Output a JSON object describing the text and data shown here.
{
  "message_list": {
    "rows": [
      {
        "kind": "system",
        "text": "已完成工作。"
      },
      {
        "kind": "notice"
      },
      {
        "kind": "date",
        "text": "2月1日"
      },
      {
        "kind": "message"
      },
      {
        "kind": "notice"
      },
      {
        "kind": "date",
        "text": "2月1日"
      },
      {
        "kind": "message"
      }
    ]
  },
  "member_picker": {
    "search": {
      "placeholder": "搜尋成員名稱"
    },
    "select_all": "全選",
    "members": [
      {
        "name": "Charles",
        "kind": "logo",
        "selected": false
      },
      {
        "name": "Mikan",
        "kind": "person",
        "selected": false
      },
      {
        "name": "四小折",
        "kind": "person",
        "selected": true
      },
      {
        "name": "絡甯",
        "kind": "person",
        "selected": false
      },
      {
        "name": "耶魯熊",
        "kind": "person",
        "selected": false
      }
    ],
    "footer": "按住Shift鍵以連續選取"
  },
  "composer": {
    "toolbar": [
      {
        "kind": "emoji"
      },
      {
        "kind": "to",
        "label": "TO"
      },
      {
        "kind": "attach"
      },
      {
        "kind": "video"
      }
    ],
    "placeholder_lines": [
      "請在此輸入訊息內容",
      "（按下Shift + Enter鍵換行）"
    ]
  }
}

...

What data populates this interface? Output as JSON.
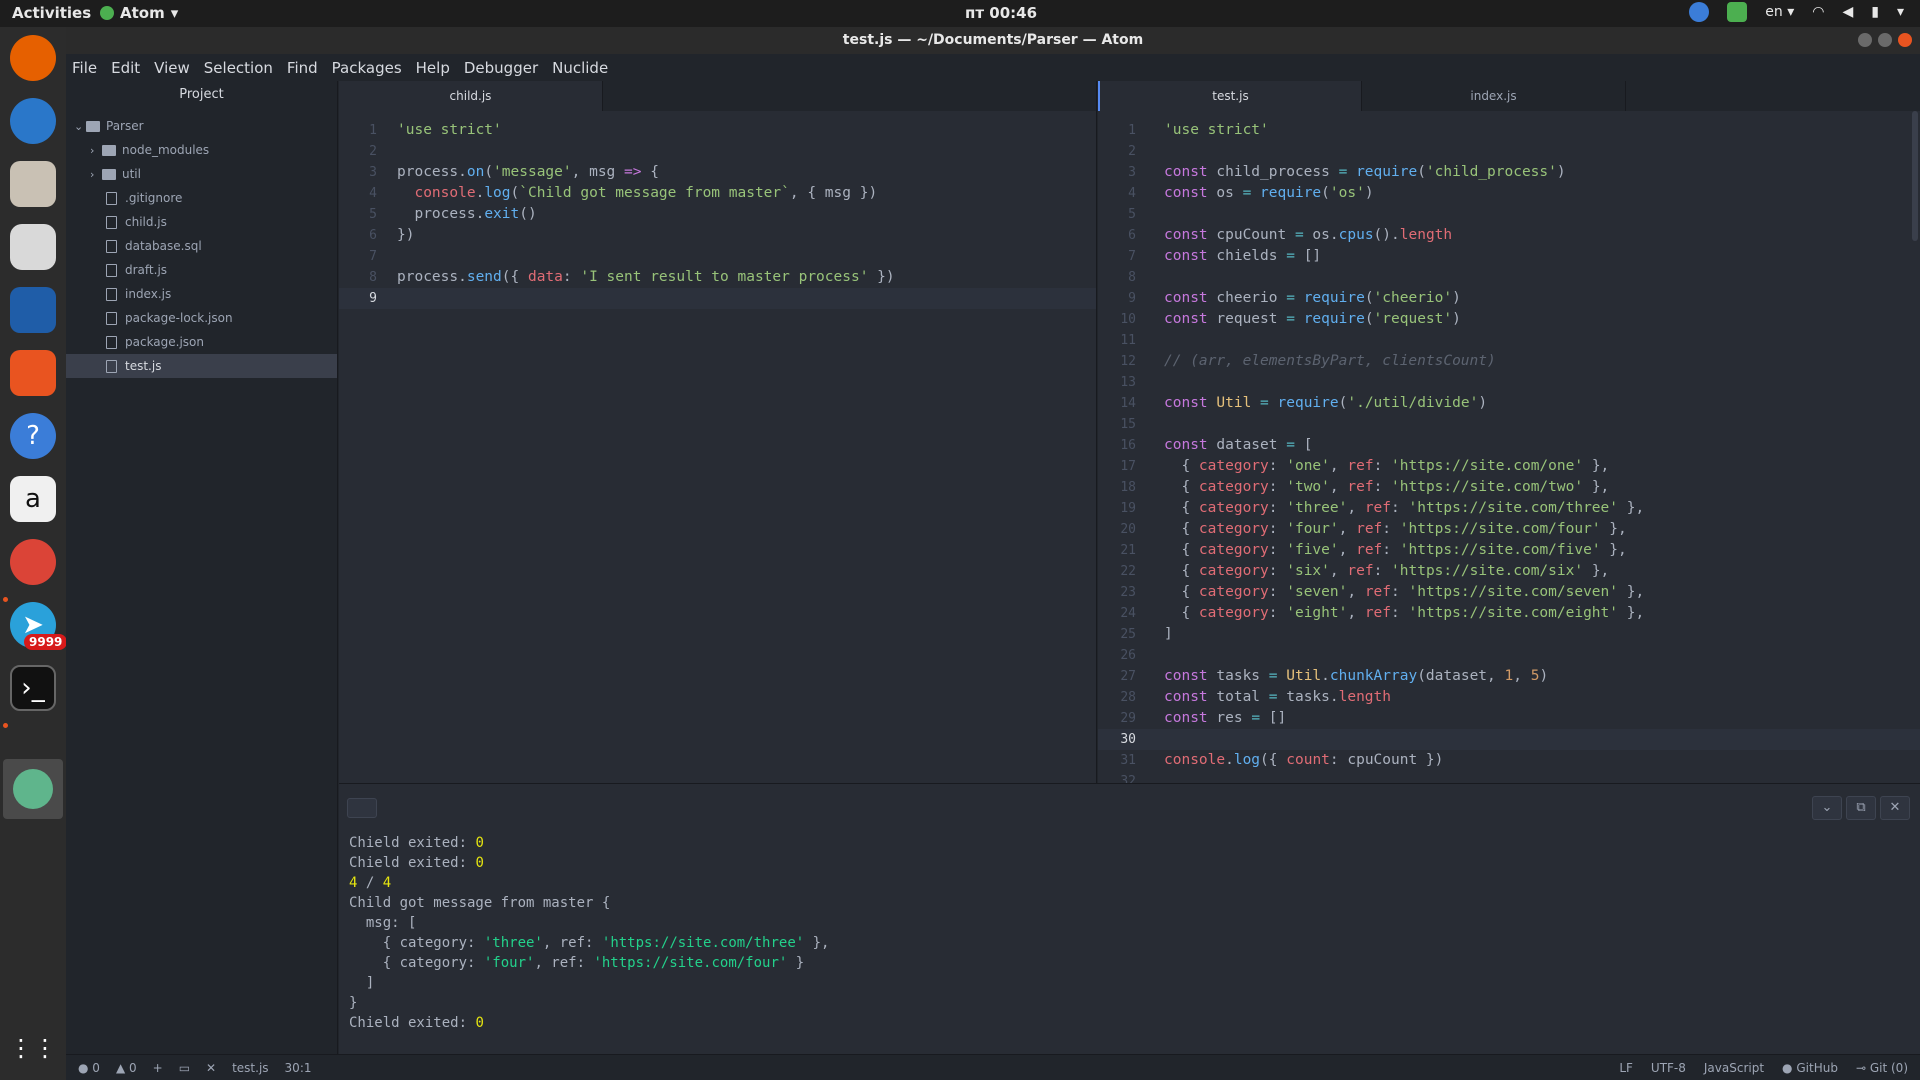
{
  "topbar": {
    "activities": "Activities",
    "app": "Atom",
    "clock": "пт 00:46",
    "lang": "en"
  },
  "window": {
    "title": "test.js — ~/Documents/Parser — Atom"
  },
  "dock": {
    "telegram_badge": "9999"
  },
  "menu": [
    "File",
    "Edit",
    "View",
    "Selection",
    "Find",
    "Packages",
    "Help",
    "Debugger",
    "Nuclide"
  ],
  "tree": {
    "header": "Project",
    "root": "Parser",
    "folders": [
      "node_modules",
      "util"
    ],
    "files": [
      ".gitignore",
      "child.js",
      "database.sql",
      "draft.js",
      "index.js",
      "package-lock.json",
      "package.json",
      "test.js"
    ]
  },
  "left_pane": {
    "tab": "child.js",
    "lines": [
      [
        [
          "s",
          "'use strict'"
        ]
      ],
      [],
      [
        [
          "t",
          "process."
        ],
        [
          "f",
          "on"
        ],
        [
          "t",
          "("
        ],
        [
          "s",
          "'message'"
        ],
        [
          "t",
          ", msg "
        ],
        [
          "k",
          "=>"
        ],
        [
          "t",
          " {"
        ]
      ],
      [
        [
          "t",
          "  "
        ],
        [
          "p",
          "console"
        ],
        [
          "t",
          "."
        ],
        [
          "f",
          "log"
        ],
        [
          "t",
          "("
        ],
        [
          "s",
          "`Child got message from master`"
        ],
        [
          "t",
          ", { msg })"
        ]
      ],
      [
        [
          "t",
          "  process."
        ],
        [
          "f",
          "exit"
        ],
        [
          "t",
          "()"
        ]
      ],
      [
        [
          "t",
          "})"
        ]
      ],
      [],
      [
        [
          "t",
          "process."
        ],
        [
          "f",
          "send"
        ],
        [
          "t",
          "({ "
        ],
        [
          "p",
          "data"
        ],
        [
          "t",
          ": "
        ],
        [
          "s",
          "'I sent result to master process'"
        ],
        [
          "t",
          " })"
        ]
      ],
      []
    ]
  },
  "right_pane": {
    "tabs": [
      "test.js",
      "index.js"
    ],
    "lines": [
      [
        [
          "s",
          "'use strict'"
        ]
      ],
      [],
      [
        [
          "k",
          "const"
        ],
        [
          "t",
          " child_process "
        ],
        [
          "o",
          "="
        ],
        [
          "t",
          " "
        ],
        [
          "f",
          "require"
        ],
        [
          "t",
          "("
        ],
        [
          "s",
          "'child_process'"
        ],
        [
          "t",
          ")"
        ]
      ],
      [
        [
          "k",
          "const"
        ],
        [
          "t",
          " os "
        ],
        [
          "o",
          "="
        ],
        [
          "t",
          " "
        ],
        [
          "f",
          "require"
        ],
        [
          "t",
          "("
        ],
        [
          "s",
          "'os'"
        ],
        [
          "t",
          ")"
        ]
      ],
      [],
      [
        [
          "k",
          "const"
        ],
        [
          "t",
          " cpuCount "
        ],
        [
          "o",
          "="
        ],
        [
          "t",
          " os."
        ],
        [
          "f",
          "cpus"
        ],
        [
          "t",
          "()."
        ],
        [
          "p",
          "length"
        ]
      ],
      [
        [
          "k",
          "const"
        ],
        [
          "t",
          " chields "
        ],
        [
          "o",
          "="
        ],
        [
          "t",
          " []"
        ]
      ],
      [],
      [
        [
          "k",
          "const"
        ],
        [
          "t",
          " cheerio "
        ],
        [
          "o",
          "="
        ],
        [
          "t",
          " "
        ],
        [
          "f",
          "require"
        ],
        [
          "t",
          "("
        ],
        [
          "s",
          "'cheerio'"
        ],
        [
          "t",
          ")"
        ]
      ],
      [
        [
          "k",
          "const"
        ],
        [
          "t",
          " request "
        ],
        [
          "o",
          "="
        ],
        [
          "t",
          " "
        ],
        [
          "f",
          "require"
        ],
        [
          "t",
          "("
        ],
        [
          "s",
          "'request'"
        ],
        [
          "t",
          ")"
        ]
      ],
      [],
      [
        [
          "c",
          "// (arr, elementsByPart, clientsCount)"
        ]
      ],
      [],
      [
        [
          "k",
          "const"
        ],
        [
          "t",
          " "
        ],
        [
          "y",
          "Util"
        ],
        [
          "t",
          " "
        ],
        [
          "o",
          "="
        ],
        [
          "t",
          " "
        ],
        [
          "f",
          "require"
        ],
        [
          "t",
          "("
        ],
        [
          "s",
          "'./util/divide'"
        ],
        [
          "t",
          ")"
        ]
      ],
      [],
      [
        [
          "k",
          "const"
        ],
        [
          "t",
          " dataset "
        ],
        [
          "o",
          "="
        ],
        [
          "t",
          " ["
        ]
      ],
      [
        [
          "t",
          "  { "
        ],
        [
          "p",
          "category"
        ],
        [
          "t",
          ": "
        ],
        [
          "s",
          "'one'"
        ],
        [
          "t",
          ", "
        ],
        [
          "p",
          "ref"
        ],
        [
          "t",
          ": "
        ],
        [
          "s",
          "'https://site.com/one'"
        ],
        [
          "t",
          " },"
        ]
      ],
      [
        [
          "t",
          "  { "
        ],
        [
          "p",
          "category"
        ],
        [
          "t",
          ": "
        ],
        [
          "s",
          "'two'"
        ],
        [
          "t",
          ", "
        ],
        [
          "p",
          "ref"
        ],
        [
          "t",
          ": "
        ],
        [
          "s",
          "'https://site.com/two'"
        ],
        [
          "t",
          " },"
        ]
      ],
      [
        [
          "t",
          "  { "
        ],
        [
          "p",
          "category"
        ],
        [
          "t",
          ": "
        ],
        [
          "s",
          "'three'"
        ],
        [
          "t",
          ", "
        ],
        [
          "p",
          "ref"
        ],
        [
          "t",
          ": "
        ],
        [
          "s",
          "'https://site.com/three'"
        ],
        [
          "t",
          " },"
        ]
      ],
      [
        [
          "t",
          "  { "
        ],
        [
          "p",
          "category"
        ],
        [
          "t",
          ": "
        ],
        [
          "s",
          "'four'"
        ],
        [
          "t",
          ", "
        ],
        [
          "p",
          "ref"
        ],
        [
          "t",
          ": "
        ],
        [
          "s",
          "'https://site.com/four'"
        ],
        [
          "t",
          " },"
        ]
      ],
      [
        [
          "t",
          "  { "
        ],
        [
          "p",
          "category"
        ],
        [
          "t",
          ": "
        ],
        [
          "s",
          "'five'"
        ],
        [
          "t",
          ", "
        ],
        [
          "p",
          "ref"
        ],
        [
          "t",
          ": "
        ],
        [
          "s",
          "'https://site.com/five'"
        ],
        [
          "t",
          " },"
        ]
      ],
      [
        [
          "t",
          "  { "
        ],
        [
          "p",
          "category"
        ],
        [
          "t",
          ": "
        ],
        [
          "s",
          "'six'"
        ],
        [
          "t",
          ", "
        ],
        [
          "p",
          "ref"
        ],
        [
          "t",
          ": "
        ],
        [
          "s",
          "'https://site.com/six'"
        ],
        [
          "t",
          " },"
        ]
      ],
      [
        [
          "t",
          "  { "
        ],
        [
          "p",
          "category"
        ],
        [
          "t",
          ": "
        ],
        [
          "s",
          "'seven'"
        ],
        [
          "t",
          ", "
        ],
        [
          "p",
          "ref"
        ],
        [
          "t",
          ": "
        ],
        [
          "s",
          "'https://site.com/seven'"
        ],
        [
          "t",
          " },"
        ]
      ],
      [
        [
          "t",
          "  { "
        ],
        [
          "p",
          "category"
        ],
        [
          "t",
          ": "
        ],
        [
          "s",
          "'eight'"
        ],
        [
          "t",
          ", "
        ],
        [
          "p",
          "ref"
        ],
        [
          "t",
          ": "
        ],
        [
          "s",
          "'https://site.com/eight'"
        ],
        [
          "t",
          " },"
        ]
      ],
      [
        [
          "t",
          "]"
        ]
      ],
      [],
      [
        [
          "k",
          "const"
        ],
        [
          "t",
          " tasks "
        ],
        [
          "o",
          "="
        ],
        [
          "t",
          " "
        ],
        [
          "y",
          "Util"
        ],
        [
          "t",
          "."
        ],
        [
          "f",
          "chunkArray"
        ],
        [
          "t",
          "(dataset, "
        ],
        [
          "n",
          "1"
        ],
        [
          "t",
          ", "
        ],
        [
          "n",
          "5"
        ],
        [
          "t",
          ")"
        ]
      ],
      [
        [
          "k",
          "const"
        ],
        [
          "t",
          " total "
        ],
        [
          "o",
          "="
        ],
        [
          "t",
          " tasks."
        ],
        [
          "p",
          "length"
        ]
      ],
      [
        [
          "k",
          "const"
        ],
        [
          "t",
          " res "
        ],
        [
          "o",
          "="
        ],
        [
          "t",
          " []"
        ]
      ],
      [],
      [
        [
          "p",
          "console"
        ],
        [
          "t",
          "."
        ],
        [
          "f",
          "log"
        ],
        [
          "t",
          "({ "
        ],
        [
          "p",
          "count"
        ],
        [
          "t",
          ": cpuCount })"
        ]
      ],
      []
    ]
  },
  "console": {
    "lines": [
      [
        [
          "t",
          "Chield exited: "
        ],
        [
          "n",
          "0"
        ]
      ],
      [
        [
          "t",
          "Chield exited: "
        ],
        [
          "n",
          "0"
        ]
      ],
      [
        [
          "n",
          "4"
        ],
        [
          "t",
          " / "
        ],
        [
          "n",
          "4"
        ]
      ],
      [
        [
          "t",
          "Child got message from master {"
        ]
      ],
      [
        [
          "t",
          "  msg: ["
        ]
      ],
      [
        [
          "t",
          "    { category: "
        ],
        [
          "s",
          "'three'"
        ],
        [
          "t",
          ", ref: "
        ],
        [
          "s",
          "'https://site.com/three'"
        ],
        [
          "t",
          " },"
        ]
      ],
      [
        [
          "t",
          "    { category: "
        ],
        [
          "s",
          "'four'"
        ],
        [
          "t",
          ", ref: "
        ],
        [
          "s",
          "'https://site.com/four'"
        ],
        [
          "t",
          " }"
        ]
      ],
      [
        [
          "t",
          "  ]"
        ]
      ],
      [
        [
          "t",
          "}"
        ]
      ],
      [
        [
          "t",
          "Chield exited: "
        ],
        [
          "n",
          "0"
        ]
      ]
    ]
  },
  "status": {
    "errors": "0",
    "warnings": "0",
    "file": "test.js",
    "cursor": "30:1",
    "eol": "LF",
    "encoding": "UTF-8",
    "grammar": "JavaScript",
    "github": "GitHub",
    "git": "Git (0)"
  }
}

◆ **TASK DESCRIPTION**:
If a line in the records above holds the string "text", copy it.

◆ **ANSWER TO THE PROBLEM**:
Output a JSON object describing the text and data shown here.
        "text": "已完成工作。"
        "text": "2月1日"
        "text": "2月1日"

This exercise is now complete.